Incidently, the Qt Wiki recently moved from http://wiki.qt-project.org/ to http://qt-project.org/wiki/ The older Wiki will go away at some point.
We made a couple more videos showing a preliminary version of Wikipedia Mobile running on Cordova Qt. The first video shows it running on a…
About three weeks ago, Nokia arranged for ICS to gain access to the Raspberry Pi board so that we could help with an exploratory open source effort to get Qt working on this platform. That is how I got my chance to hack some code for this amazing board. The idea was to get a bleeding edge version of Qt 5 to run and to experience first hand hardware accelerated QSceneGraph based QML. And indeed bleeding edge it is - but also blazing fast. Now, first things first:
We have all by now heard of Raspberry Pi, the newest entry into the world of dessert named geek toys. Actually we are talking real…
Good talking to you all at Qt Dev Days Munich. We captured some of our Raspberry Pi thoughts in a podcast posted here: This Week in Qt Episode 23
We'll be at Dev Days in San Francisco beginning Nov 29 - hope to see you there!
Here's a video of my colleague, Roland Krause, demonstrating Qt 5 + Raspberry Pi at Qt Dev Days in Munich. Stop by our booth in San Francisco next week to see it first hand...and for your chance to win one of your very own!
Be sure to stop by the ICS stand at Qt Developer Days this week for a chance to win a Raspberry Pi. We'll be giving away 50 boards over the course of the conference!

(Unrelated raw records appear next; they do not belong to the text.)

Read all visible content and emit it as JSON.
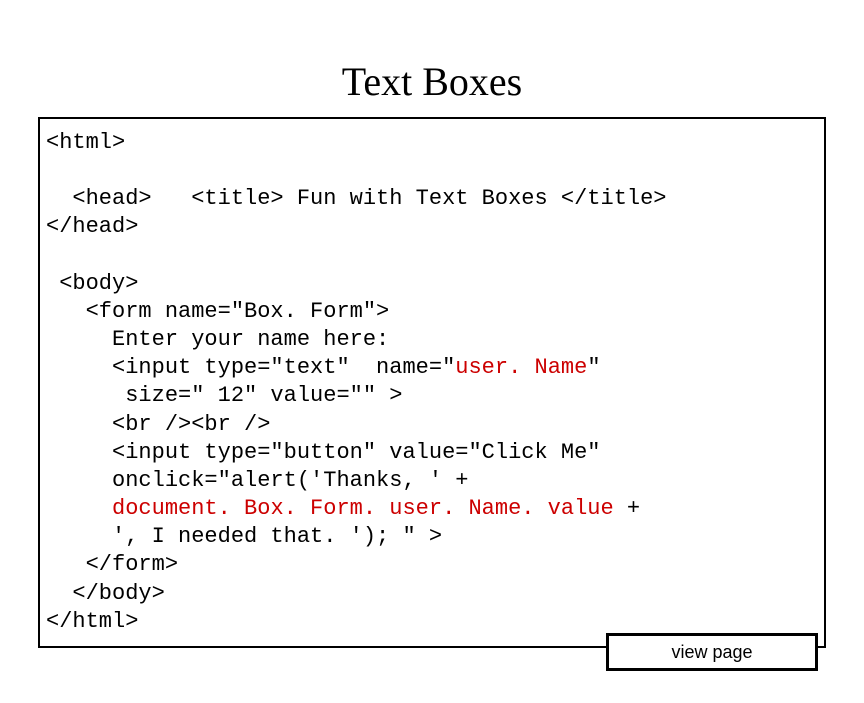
{
  "title": "Text Boxes",
  "code": {
    "l1": "<html>",
    "l2": "",
    "l3": "  <head>   <title> Fun with Text Boxes </title>",
    "l4": "</head>",
    "l5": "",
    "l6": " <body>",
    "l7": "   <form name=\"Box. Form\">",
    "l8": "     Enter your name here:",
    "l9a": "     <input type=\"text\"  name=\"",
    "l9b": "user. Name",
    "l9c": "\"",
    "l10": "      size=\" 12\" value=\"\" >",
    "l11": "     <br /><br />",
    "l12": "     <input type=\"button\" value=\"Click Me\"",
    "l13": "     onclick=\"alert('Thanks, ' +",
    "l14a": "     ",
    "l14b": "document. Box. Form. user. Name. value",
    "l14c": " +",
    "l15": "     ', I needed that. '); \" >",
    "l16": "   </form>",
    "l17": "  </body>",
    "l18": "</html>"
  },
  "button_label": "view page"
}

As part of the initiative to put Qt 5 on Raspberry Pi, ICS gave away over 70 Raspberry Pi boards to interested developers at Qt Developer Days last week. If you were one of the lucky winners, be on the lookout over the next few days for an email from ICS so you'll know how to go about receiving it once they are available. More details and a video demo are available here: Qt 5 + Raspberry Pi
The Raspberry Pi folks report that the first batch of production boards is finally in production. The first 10,000 units should start becoming available around the end of this month.
ICS should be getting a number of boards from this first batch which we will distribute among our developers.
The people that won boards in our booth at Qt Developer Days should also shortly be receiving vouchers to claim their boards.
Ten of the beta boards went up for auction on eBay as a fundraiser for the non-profit Raspberry Pi foundation. The first board sold was bought by an anonymous buyer and donated…
The Raspberry Pi boards are now shipping in volume from the distributors and unboxing videos are showing up all over the Internet.
If you were one of the winners of a board from ICS you should have received an e-mail today with the details on how to redeem your voucher. If not, check your spam filter (we've had some reports of the e-mails being marked as spam) and if you didn't receive it, e-mail Amy Zinkann and we'll check the status for you.
For the latest developments on Raspberry Pi check the website and for Qt on Raspberry Pi check this Wiki page.